To conclude, my TV shows of the year so gar (though I’m sure I may well have missed some gems) would be The Shadow Line (which made Red Riding look like In The Night Garden, yet a thrilling 7-part BBC2 drama with Stephen Rea as the world’s most mild-mannered and polite professional assassin), Ideal (series 7 and the imagination of Graham Duff just gets more and more hilariously outlandish), Exile (more Northern grim from me I’m afraid, the words ‘John Simm’ are a cast-iron guarantee I’ll be tuning in), Psychoville (basically Corrie via the lens of a bad LSD trip, not that I’d know, but the popularity of THAT Tina Turner scene demonstrated that it’s not just me with the worrying, pitch-black taste in humour) and Stewart Lee’s Comedy Vehicle (refreshingly honest as ever, but probably not the ‘comedian’s comedian’, not if you’re Russell Howard or Michael McIntyre, anyway!). I must confess to a soft spot for Friday Night Dinner too, Will from The Inbetweeners being Will from The Inbetweeners, not to mention the recent episode of Newsnight featuring Steve Coogan. There’s no news story I like more than a media-related one, always fascinating to see media outlets relish the misfortunes of their rivals, or even their own. They all (largely) deserve each other anyway.
DISCLAIMER: That last comment was clearly a throwaway one as, for all its faults, the BBC is certainly about 10,000 times more cherishable an organisation than ITV/Sky et al, despite it's huge self-righteous indignation when it's rivals mess up. The supposedly 'leftist' organisation is never shy to document its own mistakes and shortcomings and even invites right-leaning tabloid figureheads like Andrew Neil, Richard Littlejohn and Kelvin McKenzie on board (plus Nick Robinson, the BBC's political editor, was once the chairman of the Young Conservatives) to offer up their robust, and often uncompasssionate viewpoints (personalities who, whilst seeming to be rigidly against the entirely unevidenced 'leftist agenda' BBC apparently stands for, are quite happy to pick up a BBC pay cheque and use the platform as a soapbox). This all adds to the BBC's integrity and keenness to offer a UK-mirroring plethora of social viewpoints, whilst constantly being at the mercy of commercial organisations keen to pour scorn upon its character, and question its merit, particularly in relation to the licence fee. The reoccuring argument that 'the BBC should fund itself' could not be more flawed.

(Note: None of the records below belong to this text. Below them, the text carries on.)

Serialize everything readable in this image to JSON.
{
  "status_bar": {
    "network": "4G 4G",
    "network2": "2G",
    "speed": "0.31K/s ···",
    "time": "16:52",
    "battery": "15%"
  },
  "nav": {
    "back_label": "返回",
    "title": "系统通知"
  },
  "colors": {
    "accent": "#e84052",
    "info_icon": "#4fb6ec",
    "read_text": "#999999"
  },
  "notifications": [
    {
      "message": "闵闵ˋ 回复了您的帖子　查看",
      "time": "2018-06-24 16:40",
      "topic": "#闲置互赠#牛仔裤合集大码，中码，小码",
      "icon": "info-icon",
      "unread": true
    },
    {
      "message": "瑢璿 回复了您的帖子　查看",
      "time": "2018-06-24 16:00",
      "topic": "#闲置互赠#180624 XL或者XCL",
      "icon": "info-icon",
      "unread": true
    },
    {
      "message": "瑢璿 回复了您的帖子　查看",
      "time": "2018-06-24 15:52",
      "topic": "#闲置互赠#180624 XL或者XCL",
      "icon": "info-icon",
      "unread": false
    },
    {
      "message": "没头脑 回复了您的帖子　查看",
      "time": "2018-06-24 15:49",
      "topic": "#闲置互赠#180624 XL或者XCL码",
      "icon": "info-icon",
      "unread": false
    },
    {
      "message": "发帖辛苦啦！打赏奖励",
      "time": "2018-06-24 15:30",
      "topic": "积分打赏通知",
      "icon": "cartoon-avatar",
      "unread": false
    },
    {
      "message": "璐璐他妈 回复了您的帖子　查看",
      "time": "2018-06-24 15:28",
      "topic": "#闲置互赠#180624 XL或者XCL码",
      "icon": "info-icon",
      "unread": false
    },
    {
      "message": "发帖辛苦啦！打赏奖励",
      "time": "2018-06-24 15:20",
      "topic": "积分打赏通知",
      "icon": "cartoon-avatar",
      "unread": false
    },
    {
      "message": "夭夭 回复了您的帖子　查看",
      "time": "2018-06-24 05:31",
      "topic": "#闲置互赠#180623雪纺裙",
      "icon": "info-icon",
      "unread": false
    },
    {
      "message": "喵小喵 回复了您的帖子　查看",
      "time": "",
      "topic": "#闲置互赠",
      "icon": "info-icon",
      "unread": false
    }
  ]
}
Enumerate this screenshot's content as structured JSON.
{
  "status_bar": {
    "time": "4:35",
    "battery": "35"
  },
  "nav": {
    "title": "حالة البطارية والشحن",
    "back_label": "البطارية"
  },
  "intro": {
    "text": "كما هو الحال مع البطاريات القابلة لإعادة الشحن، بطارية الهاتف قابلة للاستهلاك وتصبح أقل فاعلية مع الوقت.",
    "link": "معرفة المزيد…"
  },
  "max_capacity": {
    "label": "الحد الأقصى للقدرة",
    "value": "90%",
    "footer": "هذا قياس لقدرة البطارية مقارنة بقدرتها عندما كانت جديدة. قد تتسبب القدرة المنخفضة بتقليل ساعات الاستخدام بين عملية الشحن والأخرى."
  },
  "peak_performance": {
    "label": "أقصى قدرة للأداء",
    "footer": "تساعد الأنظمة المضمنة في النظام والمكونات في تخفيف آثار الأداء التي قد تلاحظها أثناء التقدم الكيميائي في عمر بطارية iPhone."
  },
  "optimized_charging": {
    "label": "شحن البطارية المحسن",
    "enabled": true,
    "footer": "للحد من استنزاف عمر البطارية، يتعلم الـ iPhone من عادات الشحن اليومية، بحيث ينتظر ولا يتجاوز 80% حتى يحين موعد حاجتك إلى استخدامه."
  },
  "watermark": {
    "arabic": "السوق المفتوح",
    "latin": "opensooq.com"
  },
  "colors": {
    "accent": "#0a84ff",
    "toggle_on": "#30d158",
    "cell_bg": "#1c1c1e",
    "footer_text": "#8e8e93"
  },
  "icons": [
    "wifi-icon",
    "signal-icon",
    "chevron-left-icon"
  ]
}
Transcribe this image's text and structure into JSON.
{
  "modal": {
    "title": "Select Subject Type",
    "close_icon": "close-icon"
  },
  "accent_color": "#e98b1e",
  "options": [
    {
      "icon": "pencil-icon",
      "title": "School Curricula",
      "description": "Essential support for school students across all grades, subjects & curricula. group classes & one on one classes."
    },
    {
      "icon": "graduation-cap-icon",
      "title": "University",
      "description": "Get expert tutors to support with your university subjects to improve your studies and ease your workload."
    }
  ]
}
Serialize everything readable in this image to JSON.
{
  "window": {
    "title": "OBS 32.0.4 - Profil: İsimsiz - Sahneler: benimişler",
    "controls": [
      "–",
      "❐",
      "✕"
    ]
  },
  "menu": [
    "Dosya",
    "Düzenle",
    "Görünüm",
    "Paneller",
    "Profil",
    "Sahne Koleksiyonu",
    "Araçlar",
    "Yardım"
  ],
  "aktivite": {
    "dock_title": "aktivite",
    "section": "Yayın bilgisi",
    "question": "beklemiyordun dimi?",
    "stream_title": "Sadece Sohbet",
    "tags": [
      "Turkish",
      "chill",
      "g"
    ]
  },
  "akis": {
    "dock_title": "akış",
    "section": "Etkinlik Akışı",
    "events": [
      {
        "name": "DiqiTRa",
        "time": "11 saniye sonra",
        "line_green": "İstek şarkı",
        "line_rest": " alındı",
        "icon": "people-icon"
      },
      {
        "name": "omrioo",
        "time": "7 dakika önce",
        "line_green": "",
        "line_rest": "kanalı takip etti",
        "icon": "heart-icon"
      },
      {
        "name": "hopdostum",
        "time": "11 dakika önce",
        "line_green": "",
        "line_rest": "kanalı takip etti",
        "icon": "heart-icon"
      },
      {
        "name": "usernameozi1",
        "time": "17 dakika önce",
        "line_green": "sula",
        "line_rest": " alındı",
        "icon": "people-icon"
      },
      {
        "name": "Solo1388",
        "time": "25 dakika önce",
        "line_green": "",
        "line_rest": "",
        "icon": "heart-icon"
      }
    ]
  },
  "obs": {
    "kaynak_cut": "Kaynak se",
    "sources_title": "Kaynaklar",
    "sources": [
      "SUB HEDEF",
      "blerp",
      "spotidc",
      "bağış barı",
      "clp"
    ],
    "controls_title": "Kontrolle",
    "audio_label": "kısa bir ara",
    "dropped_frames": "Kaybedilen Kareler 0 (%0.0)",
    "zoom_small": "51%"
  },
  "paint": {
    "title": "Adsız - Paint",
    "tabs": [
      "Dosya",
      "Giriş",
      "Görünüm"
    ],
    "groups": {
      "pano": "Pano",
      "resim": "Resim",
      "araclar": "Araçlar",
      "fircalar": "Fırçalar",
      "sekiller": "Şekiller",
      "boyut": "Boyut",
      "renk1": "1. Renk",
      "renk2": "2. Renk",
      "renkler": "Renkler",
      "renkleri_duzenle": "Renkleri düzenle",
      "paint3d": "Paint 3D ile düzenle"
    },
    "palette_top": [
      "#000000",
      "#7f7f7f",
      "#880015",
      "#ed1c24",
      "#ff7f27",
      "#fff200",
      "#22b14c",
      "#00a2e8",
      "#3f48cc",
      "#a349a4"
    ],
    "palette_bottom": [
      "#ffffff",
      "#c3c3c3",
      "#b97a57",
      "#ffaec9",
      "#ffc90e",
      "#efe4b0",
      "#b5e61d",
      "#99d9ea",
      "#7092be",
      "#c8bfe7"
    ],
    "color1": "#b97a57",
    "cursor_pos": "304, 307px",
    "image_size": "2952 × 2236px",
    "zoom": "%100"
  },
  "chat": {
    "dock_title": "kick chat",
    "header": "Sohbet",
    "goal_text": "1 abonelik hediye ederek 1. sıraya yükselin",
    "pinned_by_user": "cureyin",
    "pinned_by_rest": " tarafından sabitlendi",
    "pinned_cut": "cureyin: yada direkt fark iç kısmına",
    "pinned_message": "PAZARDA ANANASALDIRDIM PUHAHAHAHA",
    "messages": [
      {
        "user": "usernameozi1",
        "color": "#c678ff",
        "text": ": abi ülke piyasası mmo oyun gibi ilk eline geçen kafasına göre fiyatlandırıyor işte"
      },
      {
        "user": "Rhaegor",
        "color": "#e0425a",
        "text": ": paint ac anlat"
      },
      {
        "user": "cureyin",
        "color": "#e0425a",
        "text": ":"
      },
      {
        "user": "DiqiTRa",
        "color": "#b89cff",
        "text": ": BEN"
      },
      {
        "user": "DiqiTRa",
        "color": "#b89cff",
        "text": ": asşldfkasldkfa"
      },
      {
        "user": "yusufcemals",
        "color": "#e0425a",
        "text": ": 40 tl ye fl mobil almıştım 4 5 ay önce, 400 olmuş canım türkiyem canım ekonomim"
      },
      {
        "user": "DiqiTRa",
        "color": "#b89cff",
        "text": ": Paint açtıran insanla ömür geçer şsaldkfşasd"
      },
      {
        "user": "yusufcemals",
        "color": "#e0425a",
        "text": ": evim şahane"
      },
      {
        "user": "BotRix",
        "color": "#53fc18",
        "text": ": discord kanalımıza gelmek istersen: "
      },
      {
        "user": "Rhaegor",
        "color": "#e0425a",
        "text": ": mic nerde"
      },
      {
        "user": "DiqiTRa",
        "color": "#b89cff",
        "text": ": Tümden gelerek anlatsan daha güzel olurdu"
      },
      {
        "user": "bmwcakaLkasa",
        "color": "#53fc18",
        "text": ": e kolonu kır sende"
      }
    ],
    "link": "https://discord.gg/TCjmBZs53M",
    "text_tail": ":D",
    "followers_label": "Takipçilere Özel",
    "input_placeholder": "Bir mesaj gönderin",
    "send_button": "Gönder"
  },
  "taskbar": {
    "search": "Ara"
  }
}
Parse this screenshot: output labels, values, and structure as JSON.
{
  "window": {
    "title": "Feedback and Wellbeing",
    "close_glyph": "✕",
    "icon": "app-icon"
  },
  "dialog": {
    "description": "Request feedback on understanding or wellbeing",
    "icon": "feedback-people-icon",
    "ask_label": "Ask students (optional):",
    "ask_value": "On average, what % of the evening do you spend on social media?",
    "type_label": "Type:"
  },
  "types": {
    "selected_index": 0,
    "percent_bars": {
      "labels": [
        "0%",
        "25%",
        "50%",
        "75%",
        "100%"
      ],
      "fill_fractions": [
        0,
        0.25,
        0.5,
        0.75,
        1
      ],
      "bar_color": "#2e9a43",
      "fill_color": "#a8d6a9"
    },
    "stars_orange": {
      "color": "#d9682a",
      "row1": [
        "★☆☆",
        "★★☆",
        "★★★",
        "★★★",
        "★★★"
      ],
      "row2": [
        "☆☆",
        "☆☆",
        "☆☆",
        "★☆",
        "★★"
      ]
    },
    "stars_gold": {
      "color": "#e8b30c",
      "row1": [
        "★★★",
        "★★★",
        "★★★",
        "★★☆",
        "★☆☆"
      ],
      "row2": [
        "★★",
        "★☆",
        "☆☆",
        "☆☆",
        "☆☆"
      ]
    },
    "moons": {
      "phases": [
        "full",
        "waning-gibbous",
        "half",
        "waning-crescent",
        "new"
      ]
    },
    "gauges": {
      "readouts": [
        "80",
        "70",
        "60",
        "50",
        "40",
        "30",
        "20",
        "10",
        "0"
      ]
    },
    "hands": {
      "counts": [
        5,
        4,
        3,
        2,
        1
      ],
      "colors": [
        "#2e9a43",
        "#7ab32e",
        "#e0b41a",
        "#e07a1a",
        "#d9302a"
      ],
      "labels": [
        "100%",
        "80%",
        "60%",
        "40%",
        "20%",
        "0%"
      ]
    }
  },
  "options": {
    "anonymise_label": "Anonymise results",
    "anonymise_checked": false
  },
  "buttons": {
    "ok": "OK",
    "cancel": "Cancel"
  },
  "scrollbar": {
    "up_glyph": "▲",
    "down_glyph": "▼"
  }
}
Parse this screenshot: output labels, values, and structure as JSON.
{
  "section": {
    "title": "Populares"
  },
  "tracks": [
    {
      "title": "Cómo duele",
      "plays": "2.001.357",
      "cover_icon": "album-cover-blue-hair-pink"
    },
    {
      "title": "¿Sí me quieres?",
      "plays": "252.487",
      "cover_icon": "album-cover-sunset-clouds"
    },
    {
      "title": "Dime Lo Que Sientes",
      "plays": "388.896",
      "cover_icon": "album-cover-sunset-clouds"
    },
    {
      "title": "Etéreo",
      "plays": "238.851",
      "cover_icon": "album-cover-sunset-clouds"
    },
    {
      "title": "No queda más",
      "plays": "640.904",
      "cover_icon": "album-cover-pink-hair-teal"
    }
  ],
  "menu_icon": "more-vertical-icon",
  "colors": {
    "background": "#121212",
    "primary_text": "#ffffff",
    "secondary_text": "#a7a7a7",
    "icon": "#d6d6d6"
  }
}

Should this ever come into place, it would bludgeon completely everything that sets it apart from other broadcasters. It is an organisation envied and respected globally, and it is its impartiality, diversity, integrity and quality which explains this.